12. The infusion bag of claim 11 in which the band is wrapped longitudinally about the bag and the string attached edges of the band surmount the string attached bag top.

References Cited in the file of this patent UNITED STATES PATENTS 2,146,753 Luckhaupt Feb. 14, 1939 2,565,444 Waters Aug. 21, 1951 2,593,608 Rambold Apr. 22, 1952

Patent Citations
Cited PatentFiling datePublication dateApplicantTitle
US2146753 *Aug 17, 1938Feb 14, 1939Henry J LuckePackage for infusing material
US2565444 *Jul 9, 1949Aug 21, 1951Waters Harry FMachine for forming, packing, and sealing containers
US2593608 *Jul 8, 1948Apr 22, 1952Teepack Spezialmaschinen G M BFolded bag
Referenced by
Citing PatentFiling datePublication dateApplicantTitle
US3478871 *Apr 29, 1968Nov 18, 1969Kleer Vu Ind IncBurst package with fold seal
US3542561 *Aug 29, 1966Nov 24, 1970Rambold AdolfMultichamber infusion bag
US3556392 *Jan 21, 1969Jan 19, 1971Robin DorothyCoffee bag
US3607302 *Dec 16, 1969Sep 21, 1971Beck Russell CCoffee bag
US3895118 *Jul 26, 1973Jul 15, 1975Rambold AdolfInfusion bag
US4055668 *Mar 18, 1976Oct 25, 1977S I G Schweizerische Industrie-GesellschaftInfusion package
US4229481 *Jun 16, 1978Oct 21, 1980Fornari Hector CProcess and means to make aromatic infusions
US4828851 *Oct 9, 1987May 9, 1989Cestind--Centro Studi Industriali--S.R.L.Filter bag for infusible products
US4844914 *Dec 12, 1986Jul 4, 1989Jacobs Suchard GmbhInfusion bag for making in particular coffee beverages
US4880651 *May 12, 1987Nov 14, 1989Christie Hugh PMethod of and apparatus for producing infusible bag holders
US5322700 *Nov 30, 1992Jun 21, 1994Conopco, Inc.Tea bag with strengthened centerfold

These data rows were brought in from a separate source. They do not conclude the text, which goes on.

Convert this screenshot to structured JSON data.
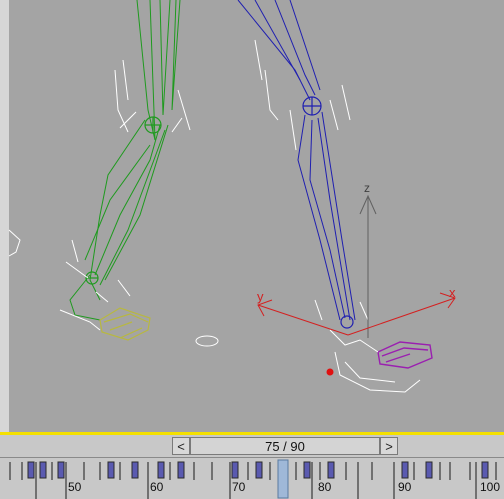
{
  "viewport": {
    "axis_labels": {
      "x": "x",
      "y": "y",
      "z": "z"
    },
    "colors": {
      "background": "#a4a4a4",
      "left_leg": "#1f9a1f",
      "right_leg": "#1f1fb0",
      "foot_left": "#b8b840",
      "foot_right": "#9a1fb0",
      "helpers": "#ffffff",
      "axis_red": "#d42020",
      "axis_gray": "#606060"
    }
  },
  "time_slider": {
    "prev_label": "<",
    "next_label": ">",
    "frame_readout": "75 / 90",
    "current_frame": 75,
    "total_frames": 90
  },
  "trackbar": {
    "tick_labels": [
      "50",
      "60",
      "70",
      "80",
      "90",
      "100"
    ],
    "highlight_color": "#f4e000"
  }
}
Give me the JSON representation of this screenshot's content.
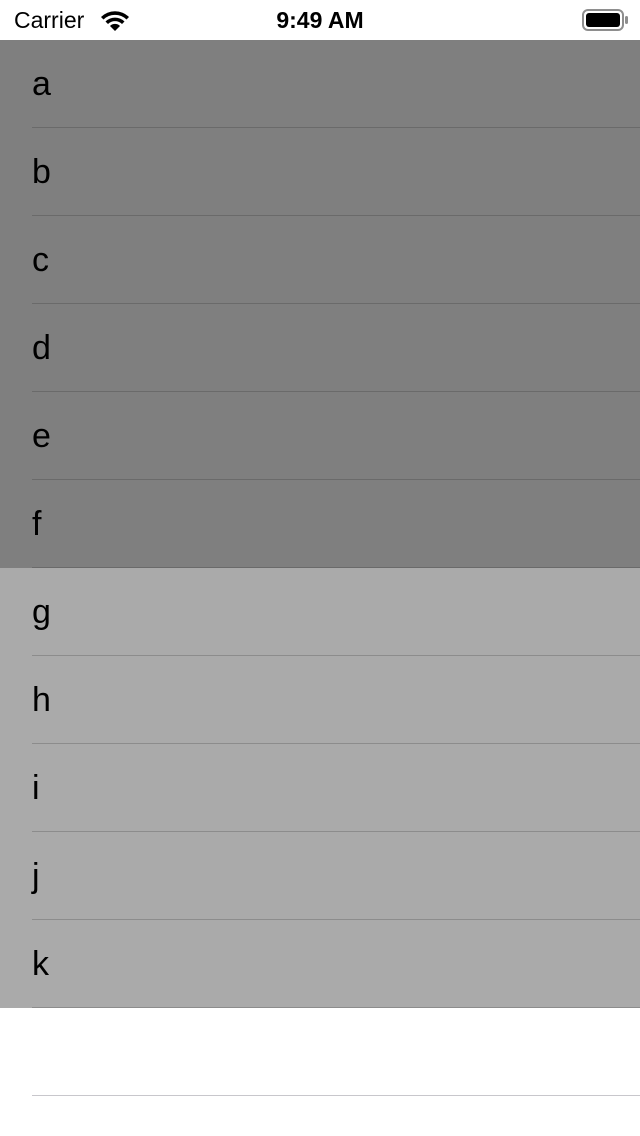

US5358724 *Mar 13, 1991Oct 25, 1994Raffaele Peter RDouble chamber infusion bag and method of manufacture
US6485766 *May 22, 2001Nov 26, 2002Walter HerodCoffee filter pack apparatus and method
US6733804 *Aug 20, 1999May 11, 2004Teepack Spezialmaschinen Gmbh & Co. KgMulti-chambered infusion bag, especially for tea

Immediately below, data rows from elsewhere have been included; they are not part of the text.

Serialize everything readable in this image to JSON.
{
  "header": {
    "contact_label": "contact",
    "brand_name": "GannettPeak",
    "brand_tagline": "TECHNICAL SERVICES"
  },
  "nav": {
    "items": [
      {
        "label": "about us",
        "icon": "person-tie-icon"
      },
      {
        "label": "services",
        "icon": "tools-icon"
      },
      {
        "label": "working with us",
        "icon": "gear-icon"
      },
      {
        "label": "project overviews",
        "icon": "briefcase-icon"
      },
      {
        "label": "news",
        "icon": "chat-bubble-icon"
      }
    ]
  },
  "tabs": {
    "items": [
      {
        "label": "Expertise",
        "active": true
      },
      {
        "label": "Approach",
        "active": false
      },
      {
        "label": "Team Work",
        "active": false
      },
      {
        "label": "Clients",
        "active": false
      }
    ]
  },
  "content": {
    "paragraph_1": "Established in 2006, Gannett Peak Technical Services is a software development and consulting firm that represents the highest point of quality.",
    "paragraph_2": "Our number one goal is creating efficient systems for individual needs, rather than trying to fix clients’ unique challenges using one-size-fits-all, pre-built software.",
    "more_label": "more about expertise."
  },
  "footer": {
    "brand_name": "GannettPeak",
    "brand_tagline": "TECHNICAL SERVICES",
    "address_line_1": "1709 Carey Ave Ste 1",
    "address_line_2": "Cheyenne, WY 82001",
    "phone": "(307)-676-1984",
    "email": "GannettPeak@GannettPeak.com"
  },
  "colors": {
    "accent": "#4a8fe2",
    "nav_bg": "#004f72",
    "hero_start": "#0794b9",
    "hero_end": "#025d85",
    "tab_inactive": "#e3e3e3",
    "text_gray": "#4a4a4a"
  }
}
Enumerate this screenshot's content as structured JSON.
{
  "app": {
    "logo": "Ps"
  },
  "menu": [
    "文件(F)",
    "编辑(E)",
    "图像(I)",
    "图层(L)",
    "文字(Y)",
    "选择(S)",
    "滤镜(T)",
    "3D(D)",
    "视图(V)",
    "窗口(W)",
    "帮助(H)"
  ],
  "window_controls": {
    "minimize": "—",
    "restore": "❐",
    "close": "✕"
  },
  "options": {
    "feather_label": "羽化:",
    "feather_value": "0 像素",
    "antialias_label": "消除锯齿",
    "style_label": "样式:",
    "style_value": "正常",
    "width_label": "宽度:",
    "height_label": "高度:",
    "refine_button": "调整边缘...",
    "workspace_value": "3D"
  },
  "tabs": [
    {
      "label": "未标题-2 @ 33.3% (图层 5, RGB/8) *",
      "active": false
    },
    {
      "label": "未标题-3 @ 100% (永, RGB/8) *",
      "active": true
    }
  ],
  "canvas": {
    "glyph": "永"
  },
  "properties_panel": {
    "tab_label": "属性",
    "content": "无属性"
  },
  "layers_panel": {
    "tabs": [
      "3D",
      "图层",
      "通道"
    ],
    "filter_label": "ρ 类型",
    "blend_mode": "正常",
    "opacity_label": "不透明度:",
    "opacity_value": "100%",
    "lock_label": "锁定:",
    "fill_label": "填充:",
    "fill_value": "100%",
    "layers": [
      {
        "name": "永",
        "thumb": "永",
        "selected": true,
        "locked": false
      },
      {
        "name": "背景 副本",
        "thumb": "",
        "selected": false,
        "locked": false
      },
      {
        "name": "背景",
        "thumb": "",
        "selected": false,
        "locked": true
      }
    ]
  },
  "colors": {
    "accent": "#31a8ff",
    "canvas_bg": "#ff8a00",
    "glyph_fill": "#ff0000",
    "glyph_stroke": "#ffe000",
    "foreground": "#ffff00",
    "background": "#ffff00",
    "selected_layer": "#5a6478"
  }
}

US20070209523 *Mar 12, 2007Sep 13, 2007Abundant Creations, Inc.Infusion system
WO1987006913A1 *May 12, 1987Nov 19, 1987Hugh Patrick ChristieMethod of and apparatus for producing infusible bag holders
Classifications
U.S. Classification426/79, 206/.5, 426/83, 426/394
International ClassificationB65B29/04, B65B29/02, B65B29/00
Cooperative ClassificationB65B29/02, B65B29/04
European ClassificationB65B29/04, B65B29/02